The 2012 United Nations Framework Convention on Climate Change (UNFCCC) conference took place in Doha, Qatar. Many thousands of delegates from the world’s governments and observer bodies attended the climate change talks to discuss ideas on how to further address the challenges of climate change, as well as negotiate national commitments to actually drive significant emissions reductions.
Negotiations at the 18th session of the Conference of the Parties (COP 18) and the 8th session of the COP served as the meeting of the Parties to the Kyoto Protocol (CMP) seeking to enhance the global effort to pursue meaningful mitigation and adaptation action in order to halt global average temperatures rising above 2 degrees Celsius from pre-industrial times, and to advance a number of key issues on CCS.
At COP 17 in Durban in 2011, the rules of including CCS in the Clean Development Mechanism (CDM) were adopted, paving the way for developing countries to access alternative project finance and so potentially enhance their ability to contribute to reducing global greenhouse gas emissions. Two main CCS-related matters were negotiated at these climate change talks, these being the trans-boundary movement of CO2 and the establishment of a Global Reserve of Certified Emission Reduction Units (CERs) under the CDM.
However, many other matters negotiated at these climate change talks may also materially influence how CCS is developed and deployed over the coming years, including the establishment of new market mechanisms to further incentivise the deployment of low emissions technologies (such as CCS), as well as an ever evolving UNFCCC architecture to further encourage deep emissions reduction ambitions.
The Institute kept members updated on the developments of the climate change talks as they unfolded by posting a regular blog series.
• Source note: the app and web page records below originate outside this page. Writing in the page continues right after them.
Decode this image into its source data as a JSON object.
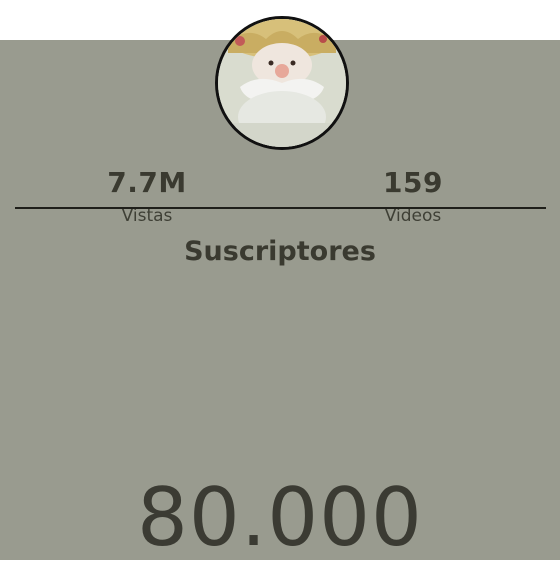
{
  "stats": {
    "views": {
      "value": "7.7M",
      "label": "Vistas"
    },
    "videos": {
      "value": "159",
      "label": "Videos"
    }
  },
  "subscribers": {
    "title": "Suscriptores",
    "count": "80.000"
  },
  "avatar": {
    "icon": "santa-claus-avatar-icon"
  },
  "colors": {
    "panel_background": "#999b8f",
    "text": "#3a3a30",
    "divider": "#1f1f1a",
    "avatar_border": "#111111"
  }
}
As it has done in previous years, the Institute also hosted several major side events to:
- raise public awareness of the role CCS must be allowed to play if the UNFCCC is to deliver on its ultimate objective of stabilising human-induced atmospheric emissions to avoid dangerous levels of climate change;
- present the excellent track record of CCS projects to date;
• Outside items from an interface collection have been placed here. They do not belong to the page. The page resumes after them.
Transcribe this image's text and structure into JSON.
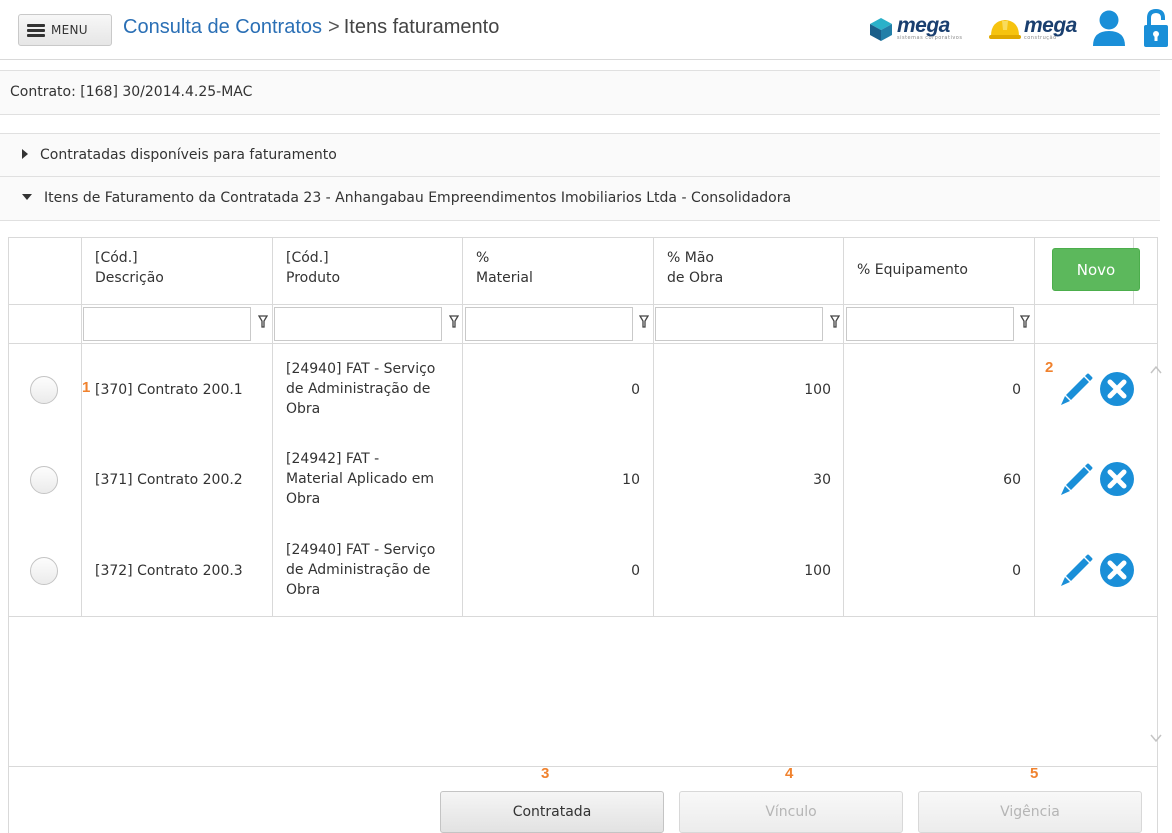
{
  "header": {
    "menu_label": "MENU",
    "breadcrumb_link": "Consulta de Contratos",
    "breadcrumb_sep": ">",
    "breadcrumb_current": "Itens faturamento",
    "logo1_text": "mega",
    "logo1_sub": "sistemas corporativos",
    "logo2_text": "mega",
    "logo2_sub": "construção"
  },
  "contract": {
    "label": "Contrato: [168] 30/2014.4.25-MAC"
  },
  "sections": [
    {
      "label": "Contratadas disponíveis para faturamento",
      "expanded": false
    },
    {
      "label": "Itens de Faturamento da Contratada 23 - Anhangabau Empreendimentos Imobiliarios Ltda - Consolidadora",
      "expanded": true
    }
  ],
  "grid": {
    "columns": [
      {
        "line1": "[Cód.]",
        "line2": "Descrição"
      },
      {
        "line1": "[Cód.]",
        "line2": "Produto"
      },
      {
        "line1": "%",
        "line2": "Material"
      },
      {
        "line1": "% Mão",
        "line2": "de Obra"
      },
      {
        "line1": "% Equipamento",
        "line2": ""
      }
    ],
    "new_button": "Novo",
    "rows": [
      {
        "descricao": "[370] Contrato 200.1",
        "produto_l1": "[24940] FAT - Serviço",
        "produto_l2": "de Administração de",
        "produto_l3": "Obra",
        "material": "0",
        "mao_obra": "100",
        "equipamento": "0"
      },
      {
        "descricao": "[371] Contrato 200.2",
        "produto_l1": "[24942] FAT -",
        "produto_l2": "Material Aplicado em",
        "produto_l3": "Obra",
        "material": "10",
        "mao_obra": "30",
        "equipamento": "60"
      },
      {
        "descricao": "[372] Contrato 200.3",
        "produto_l1": "[24940] FAT - Serviço",
        "produto_l2": "de Administração de",
        "produto_l3": "Obra",
        "material": "0",
        "mao_obra": "100",
        "equipamento": "0"
      }
    ]
  },
  "markers": {
    "m1": "1",
    "m2": "2",
    "m3": "3",
    "m4": "4",
    "m5": "5"
  },
  "footer": {
    "btn_contratada": "Contratada",
    "btn_vinculo": "Vínculo",
    "btn_vigencia": "Vigência"
  },
  "colors": {
    "accent_blue": "#1a8fd8",
    "link_blue": "#2a6fb5",
    "novo_green": "#5cb85c",
    "marker_orange": "#f0822e"
  }
}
- continue to advocate for CCS friendly considerations by negotiators; and subsequently
- influence positive outcomes in the negotiations on the design of all UNFCCC mechanisms.